Inspired by a meeting with Andrew Lloyd Webber, who longed for a sequel to his world-renowned musical, Forsyth decided after extensively researching the subject to rekindle the legend. The story opens in 1906, 12 years after the Phantom escapes a bloodthirsty mob at L'Opera in Paris and mysteriously vanishes without a trace. On her death bed, the Mistress of the Chorus, Madame Anionette Giry, confesses that she plucked a horrifically deformed boy from a carnival prison and spirited him away to live in recesses of L'Opera: "[His] face was distorted down one side as if struck long ago by monstrous hammer and the flesh of this visage was raw and shapeless like molten candle wax. The eyes were deep-set in sockets puckered and misshapen." Keeping to the shadowy nooks of the opera house, Erik Mulhiem, became known as the Phantom, living a mysterious, solitary existence. However, that abruptly ended when he fell in love with a beautiful diva, Christine Daae. Unable to control his obsession, he flees to America with the help of Madame Giry. There, after years of destitution and misery, he builds a vast empire and devises a plan to ensnare his beloved Christine.
Along with the legendary staples, the delightful cast of supporting characters--from the refined, French lawyer with a pinched disposition, to Cholly Bloom, a street-wise New York hack--appears in chapter vignettes enriching the plot and propelling the scenes, so that it reads in documentary form. And preface-skippers be warned: The introduction gives essential background to the sequel, as well as interesting tidbits about the architecture and history of L'Opera. For example, did you know there is buried lake underneath that is biannually maintained?

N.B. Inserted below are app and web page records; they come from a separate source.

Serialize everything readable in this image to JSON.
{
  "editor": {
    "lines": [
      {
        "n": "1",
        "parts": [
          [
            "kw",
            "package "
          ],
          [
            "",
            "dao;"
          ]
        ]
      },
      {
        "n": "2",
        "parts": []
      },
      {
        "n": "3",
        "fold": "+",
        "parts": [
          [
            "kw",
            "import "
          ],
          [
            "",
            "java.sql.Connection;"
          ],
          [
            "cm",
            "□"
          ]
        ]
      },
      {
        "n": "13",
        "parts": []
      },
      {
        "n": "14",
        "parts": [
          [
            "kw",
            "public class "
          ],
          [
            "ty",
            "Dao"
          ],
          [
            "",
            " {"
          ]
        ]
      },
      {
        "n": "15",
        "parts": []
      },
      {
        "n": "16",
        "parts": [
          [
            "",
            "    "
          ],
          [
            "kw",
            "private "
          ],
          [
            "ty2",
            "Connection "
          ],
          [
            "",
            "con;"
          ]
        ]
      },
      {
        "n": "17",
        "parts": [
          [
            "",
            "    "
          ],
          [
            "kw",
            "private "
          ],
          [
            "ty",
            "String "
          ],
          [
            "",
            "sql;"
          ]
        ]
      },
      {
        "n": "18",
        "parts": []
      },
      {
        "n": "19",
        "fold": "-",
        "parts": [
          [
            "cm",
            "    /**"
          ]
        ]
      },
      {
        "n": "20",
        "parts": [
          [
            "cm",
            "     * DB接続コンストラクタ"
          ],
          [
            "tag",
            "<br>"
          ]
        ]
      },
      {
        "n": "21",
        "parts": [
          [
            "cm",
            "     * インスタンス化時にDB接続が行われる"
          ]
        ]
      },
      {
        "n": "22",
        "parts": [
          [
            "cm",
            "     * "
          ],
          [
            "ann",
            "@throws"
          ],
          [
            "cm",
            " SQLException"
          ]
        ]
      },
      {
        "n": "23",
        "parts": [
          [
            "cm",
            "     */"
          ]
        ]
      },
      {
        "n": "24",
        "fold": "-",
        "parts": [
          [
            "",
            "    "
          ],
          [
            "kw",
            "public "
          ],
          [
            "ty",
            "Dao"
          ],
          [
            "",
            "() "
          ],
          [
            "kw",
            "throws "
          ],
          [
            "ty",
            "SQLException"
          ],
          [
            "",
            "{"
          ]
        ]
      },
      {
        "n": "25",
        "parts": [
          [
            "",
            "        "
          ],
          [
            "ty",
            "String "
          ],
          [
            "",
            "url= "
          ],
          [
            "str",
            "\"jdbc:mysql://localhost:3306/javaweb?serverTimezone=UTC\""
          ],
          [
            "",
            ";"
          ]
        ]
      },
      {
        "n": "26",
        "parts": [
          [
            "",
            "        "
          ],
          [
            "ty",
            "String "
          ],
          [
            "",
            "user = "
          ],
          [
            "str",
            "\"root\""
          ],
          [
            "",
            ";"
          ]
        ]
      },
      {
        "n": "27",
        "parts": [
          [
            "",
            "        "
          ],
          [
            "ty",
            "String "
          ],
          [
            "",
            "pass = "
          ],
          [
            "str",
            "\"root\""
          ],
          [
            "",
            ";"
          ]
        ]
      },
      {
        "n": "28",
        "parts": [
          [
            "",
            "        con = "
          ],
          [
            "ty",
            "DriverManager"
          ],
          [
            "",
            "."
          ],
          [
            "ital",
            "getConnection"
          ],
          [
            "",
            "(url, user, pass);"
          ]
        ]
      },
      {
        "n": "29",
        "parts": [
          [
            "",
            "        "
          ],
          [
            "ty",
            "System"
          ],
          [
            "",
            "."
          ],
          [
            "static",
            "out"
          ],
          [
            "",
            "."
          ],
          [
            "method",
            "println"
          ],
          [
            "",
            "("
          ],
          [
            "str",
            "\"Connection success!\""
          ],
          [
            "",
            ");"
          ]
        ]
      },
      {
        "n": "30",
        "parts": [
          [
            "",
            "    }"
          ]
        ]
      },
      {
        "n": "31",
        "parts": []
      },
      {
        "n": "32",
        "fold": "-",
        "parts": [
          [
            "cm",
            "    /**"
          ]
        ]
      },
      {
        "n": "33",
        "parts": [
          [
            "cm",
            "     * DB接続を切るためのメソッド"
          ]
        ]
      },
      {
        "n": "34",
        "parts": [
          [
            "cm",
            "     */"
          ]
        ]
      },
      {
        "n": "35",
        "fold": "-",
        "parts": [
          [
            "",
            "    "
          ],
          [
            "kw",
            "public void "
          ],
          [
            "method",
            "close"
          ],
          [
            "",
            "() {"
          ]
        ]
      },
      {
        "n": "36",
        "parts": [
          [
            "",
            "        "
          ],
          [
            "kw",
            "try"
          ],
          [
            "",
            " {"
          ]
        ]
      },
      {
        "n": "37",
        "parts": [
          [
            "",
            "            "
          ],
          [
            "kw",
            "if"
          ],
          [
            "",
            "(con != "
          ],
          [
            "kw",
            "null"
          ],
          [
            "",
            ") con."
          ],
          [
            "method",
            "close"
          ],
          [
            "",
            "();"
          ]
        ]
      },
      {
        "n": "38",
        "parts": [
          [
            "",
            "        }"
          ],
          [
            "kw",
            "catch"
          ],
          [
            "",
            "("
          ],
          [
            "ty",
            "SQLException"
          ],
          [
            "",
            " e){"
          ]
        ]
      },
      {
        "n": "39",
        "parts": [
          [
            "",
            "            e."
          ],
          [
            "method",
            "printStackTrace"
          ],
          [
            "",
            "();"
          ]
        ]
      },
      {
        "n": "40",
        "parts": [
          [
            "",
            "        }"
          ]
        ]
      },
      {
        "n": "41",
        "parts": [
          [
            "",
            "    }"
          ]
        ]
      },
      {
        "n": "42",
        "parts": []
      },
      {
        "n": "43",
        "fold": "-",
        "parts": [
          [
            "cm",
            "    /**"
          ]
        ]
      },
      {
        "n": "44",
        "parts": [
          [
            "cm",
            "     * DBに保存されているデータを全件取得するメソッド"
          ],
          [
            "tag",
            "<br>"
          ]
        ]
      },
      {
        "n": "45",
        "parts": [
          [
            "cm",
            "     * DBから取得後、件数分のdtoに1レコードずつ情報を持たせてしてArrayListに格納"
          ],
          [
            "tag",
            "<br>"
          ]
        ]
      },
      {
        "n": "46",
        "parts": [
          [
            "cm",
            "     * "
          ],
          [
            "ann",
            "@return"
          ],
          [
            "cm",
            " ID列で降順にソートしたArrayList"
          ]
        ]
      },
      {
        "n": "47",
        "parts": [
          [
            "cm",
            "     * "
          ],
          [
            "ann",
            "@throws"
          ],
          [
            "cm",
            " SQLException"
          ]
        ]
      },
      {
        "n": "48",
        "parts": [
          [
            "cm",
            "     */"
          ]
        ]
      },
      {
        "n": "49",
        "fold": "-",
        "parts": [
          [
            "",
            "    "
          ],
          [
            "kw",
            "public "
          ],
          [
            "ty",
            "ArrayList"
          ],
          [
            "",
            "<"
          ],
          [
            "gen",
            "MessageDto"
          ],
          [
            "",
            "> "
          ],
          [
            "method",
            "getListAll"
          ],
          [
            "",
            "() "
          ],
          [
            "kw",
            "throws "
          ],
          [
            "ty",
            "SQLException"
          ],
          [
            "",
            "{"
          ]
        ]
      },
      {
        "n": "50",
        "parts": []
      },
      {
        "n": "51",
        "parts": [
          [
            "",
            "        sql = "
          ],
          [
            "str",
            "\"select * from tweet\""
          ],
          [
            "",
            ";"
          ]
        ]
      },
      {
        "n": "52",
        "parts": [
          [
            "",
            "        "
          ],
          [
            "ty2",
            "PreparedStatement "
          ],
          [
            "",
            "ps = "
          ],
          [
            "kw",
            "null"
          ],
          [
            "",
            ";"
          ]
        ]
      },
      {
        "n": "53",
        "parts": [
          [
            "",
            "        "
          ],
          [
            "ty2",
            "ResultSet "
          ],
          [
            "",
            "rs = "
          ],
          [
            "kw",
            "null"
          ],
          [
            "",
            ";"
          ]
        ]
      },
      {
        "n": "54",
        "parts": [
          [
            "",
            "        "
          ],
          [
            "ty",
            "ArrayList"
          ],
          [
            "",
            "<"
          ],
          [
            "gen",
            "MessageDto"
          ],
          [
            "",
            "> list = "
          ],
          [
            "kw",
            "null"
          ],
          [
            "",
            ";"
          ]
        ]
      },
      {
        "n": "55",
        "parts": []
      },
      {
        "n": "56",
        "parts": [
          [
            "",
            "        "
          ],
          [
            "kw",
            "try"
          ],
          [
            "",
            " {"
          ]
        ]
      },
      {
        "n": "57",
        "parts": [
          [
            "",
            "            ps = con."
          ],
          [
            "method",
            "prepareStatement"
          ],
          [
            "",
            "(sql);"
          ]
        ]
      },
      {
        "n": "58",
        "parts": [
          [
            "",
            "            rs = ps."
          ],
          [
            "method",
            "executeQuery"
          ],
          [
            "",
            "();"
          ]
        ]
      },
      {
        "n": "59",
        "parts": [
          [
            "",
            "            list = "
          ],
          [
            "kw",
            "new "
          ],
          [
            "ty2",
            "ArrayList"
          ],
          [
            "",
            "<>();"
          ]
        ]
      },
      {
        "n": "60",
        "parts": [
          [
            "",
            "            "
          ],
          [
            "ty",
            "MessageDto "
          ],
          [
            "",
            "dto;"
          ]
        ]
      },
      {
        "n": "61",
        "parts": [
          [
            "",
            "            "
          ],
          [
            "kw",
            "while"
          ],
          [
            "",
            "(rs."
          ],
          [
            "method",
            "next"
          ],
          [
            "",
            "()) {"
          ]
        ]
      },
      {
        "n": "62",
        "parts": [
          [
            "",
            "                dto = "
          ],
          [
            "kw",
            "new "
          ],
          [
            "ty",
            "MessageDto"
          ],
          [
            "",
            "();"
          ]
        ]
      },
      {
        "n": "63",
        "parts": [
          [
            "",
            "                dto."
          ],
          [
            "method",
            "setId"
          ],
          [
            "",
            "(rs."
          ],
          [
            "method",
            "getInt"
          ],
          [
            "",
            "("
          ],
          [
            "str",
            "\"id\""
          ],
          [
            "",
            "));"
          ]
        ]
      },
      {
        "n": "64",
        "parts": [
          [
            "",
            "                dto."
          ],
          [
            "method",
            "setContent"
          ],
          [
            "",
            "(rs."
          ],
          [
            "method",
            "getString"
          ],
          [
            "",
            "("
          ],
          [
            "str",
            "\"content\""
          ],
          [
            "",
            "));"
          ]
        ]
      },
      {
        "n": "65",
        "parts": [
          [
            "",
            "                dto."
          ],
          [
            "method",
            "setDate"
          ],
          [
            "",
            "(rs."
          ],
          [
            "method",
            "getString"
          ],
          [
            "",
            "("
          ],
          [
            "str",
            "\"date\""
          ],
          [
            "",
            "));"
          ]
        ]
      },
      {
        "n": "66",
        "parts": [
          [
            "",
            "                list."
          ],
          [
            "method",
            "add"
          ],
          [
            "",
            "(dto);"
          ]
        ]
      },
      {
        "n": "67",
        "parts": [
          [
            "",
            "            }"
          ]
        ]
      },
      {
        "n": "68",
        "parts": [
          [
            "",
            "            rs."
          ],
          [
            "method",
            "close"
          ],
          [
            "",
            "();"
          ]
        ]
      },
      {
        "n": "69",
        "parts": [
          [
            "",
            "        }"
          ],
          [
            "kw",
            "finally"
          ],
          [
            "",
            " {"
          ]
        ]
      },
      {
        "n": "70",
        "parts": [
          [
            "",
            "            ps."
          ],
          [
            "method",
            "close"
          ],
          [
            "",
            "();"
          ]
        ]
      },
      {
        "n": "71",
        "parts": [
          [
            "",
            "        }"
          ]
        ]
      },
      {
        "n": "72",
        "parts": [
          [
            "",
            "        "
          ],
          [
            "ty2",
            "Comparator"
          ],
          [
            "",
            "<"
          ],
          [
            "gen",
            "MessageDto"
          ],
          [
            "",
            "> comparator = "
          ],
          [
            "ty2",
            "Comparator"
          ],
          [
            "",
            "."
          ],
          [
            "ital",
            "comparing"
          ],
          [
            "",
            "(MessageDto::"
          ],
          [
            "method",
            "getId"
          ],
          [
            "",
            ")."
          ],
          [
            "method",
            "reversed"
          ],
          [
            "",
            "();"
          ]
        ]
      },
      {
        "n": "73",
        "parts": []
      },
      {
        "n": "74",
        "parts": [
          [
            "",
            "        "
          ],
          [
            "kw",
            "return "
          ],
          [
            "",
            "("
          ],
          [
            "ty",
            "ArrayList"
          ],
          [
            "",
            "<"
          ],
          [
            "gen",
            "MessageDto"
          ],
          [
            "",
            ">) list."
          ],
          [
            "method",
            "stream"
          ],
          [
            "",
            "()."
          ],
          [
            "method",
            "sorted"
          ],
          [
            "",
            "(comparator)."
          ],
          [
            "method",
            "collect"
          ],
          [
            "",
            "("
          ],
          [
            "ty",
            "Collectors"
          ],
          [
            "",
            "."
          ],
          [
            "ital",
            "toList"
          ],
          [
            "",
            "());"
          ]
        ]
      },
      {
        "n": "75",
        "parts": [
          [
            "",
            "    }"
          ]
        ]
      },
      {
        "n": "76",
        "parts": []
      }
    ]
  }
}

Or that almost half of its 17 floors are subterranean and were once used for grisly tortures and imprisonment during a military coup in the early 1870s? In fact, that, coupled with reports of ghostly sightings and unexplained accidents fed Leroux's imagination and led to his classic creation.
A marvellous continuation of a timeless tale, The Phantom of Manhattan is a premium insurance policy on a long-lived love story. --Rebekah Warren